Guest Blog | October 2, 2014 | Press Releases

SCANA announces cost impacts from latest scheduling delays for V.C. Summer reactors; all nuclear reactors under construction in U.S. are delayed with cost overruns

Contact: Jennifer Rennicks, SACE, 865-235-1448, [email protected]



Charleston, S.C. (October 2, 2014) ///PRESS STATEMENT/// SCANA now joins other utilities, including Tennessee Valley Authority and the Southern Company, in being plagued with cost overruns and scheduling delays as they attempt to build two new reactors at their V.C. Summer nuclear plant. The utility revealed today that their portion of the troubled Toshiba-Westinghouse AP1000 project has increased by $660 million in 2007 dollars, bringing the full estimated cost overrun to over $1.2 billion. In early August, the utility announced another delay of approximately 12 months; the project is now more than 2.5 years delayed.
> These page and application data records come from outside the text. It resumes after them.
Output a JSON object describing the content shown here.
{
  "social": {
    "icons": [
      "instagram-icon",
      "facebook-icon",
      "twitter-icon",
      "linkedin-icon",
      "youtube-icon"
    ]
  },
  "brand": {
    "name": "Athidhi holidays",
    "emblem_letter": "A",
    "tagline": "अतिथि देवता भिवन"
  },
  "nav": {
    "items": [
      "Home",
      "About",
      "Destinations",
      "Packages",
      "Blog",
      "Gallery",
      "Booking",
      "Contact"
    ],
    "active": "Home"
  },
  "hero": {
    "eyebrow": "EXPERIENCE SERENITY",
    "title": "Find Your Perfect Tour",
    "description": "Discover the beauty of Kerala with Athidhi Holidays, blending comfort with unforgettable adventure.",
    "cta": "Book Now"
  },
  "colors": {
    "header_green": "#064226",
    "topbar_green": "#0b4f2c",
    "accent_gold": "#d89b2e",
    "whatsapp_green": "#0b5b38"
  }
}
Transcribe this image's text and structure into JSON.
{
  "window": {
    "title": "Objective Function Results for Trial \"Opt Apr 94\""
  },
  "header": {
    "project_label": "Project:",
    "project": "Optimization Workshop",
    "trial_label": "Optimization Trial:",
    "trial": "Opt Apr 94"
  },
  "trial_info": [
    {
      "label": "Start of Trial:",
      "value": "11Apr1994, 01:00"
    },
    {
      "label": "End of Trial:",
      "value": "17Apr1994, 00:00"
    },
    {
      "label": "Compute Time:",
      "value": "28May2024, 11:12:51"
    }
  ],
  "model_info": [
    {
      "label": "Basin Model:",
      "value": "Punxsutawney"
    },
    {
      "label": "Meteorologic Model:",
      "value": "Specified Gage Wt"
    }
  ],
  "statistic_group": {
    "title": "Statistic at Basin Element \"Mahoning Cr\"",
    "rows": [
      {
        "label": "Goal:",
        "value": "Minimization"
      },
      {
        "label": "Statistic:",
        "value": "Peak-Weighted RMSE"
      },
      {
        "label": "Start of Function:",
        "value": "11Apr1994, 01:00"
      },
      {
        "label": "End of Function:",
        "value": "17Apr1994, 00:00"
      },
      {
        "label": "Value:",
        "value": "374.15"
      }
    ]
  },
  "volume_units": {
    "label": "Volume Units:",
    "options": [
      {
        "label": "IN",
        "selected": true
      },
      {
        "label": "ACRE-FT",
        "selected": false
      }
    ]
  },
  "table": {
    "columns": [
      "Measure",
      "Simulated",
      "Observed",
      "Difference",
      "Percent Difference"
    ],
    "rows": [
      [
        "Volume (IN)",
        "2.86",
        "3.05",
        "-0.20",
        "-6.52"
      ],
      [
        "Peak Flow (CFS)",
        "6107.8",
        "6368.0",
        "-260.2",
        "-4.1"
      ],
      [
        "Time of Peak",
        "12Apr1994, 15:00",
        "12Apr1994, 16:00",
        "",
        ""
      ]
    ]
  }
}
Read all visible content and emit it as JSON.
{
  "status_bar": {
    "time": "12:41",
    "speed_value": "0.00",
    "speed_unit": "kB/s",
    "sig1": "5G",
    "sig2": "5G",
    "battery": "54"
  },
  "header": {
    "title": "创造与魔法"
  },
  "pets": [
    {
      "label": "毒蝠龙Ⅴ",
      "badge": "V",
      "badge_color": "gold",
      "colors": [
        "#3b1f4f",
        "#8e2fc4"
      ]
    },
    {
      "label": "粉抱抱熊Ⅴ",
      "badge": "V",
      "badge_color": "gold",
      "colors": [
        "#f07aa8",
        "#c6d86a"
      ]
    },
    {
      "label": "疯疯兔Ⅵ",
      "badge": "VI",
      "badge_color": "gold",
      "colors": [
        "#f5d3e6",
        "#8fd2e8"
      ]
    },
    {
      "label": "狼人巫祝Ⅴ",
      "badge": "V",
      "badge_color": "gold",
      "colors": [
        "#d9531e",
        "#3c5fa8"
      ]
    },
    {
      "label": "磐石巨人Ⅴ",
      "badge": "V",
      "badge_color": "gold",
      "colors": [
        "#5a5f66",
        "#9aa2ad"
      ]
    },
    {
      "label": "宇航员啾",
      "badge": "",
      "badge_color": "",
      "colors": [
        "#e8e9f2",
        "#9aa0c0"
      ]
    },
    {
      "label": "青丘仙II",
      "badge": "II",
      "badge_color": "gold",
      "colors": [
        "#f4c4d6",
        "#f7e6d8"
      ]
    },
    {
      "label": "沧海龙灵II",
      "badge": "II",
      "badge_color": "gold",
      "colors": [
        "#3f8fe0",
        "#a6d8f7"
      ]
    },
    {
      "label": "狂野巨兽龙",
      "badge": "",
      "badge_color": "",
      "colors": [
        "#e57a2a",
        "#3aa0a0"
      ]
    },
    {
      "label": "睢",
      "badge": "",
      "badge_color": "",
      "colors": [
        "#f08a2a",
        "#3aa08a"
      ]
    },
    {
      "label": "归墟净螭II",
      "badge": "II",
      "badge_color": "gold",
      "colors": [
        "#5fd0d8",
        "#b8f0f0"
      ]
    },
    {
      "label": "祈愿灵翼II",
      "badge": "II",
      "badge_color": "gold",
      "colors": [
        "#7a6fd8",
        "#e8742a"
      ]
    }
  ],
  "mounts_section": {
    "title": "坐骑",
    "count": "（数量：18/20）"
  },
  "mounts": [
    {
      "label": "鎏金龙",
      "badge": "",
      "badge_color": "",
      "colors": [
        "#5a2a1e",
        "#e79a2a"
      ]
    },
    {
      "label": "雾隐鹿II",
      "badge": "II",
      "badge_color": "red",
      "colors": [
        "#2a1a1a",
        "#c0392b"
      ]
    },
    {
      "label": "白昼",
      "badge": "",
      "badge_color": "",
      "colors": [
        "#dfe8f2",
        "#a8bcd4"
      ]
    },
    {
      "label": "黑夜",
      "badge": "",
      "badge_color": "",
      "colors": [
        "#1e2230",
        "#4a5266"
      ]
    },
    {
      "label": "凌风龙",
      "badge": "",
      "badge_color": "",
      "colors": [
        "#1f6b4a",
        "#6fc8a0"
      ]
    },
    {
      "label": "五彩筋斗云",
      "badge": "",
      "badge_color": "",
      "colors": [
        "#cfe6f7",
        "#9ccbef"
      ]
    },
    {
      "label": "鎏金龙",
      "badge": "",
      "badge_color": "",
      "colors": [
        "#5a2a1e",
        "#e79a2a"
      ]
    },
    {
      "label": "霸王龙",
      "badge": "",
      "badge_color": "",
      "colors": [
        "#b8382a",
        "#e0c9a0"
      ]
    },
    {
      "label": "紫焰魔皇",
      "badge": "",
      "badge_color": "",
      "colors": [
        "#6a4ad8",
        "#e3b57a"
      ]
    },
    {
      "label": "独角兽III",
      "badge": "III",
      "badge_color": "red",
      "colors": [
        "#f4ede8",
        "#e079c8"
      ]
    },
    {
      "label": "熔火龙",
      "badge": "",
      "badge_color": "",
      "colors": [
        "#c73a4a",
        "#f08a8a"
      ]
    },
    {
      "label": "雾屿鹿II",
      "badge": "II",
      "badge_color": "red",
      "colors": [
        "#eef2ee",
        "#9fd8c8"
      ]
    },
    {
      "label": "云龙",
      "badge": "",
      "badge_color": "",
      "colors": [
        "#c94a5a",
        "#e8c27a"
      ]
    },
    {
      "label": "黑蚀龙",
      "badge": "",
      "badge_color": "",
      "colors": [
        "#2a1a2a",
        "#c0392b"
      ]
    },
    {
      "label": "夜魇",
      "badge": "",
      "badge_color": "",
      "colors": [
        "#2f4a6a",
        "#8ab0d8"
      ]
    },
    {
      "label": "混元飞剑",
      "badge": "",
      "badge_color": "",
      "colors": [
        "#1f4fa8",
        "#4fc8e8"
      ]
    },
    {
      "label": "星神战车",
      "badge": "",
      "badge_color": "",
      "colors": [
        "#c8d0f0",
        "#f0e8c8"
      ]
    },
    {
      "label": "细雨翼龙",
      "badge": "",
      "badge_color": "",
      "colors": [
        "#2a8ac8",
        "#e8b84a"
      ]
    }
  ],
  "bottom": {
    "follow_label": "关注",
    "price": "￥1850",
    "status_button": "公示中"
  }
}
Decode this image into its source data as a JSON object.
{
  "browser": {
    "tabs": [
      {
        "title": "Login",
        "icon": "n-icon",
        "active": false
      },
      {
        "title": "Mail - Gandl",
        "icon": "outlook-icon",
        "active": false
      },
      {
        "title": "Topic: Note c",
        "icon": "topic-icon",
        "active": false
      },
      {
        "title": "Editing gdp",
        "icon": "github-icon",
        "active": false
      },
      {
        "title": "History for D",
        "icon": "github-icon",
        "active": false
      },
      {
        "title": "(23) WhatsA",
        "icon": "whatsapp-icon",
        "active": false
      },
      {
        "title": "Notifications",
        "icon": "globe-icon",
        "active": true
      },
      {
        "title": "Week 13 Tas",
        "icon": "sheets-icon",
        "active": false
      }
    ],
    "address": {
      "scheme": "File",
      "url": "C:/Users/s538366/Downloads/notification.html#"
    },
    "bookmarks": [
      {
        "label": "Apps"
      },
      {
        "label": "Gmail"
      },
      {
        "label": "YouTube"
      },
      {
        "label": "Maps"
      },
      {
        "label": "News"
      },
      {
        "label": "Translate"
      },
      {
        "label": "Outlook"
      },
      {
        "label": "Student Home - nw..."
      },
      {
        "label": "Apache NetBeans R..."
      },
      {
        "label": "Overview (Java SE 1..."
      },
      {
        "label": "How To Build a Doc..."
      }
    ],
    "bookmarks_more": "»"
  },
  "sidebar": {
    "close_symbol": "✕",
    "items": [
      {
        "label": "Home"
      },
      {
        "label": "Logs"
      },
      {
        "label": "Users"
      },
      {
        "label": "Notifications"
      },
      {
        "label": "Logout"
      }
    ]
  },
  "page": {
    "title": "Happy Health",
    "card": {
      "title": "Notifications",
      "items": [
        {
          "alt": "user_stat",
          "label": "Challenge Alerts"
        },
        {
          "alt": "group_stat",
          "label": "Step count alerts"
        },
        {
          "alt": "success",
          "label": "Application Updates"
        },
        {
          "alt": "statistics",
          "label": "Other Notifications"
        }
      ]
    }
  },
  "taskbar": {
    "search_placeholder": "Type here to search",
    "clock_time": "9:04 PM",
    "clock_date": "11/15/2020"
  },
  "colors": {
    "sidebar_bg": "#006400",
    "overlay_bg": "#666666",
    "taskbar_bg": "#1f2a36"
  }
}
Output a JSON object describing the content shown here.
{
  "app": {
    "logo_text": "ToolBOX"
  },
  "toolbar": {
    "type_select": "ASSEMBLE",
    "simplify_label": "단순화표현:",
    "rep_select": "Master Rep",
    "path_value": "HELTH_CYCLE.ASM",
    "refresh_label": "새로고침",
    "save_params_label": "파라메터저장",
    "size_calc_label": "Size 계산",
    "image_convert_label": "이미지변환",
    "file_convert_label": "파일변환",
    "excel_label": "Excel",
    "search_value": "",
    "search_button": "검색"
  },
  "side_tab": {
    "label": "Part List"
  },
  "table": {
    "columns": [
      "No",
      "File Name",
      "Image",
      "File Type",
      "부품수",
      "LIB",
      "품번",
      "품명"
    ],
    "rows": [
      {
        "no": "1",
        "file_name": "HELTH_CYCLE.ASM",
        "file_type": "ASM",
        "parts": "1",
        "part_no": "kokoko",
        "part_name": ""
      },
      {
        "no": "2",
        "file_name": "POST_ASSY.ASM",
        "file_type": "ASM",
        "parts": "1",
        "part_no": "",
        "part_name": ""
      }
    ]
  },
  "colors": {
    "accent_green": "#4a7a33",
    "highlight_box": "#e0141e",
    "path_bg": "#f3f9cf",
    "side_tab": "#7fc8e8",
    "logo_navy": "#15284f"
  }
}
SCANA’s subsidiary, SCE&G, is majority owner with 55% of the project; Santee Cooper with 45%. Today’s announcement occurred just one week after SCE&G received approval from the South Carolina Public Service Commission (PSC) for the seventh rate increase.


In response to this announcement, Sara Barczak, High Risk Energy Choices Program Director with the Southern Alliance for Clean Energy, made this statement:


All three nuclear projects under construction in the U.S., Watts Bar in Tennessee, Vogtle in Georgia and now V.C. Summer in South Carolina, are significantly behind schedule and over budget. There are no protections for consumers when it comes to these projects – one after the other we see the same story play out – at first a low cost estimate with extreme confidence that things will be different this time around, ignoring the nuclear power industry’s terrible track record. And then it all changes. We have argued that these cost overruns should not and do not have to only be borne by utility customers. SCANA and Southern Company’s shareholders for instance, who stand to profit significantly from the long-term rate of return guaranteed on these multibillion-dollar investments should pick up much of these cost overruns. Ratepayers are basically carrying all the risk, while shareholders are getting all the profit.”








Founded in 1985, the Southern Alliance for Clean Energy is a nonprofit organization that promotes responsible energy choices that create global warming solutions and ensure clean, safe, and healthy communities throughout the Southeast. Learn more at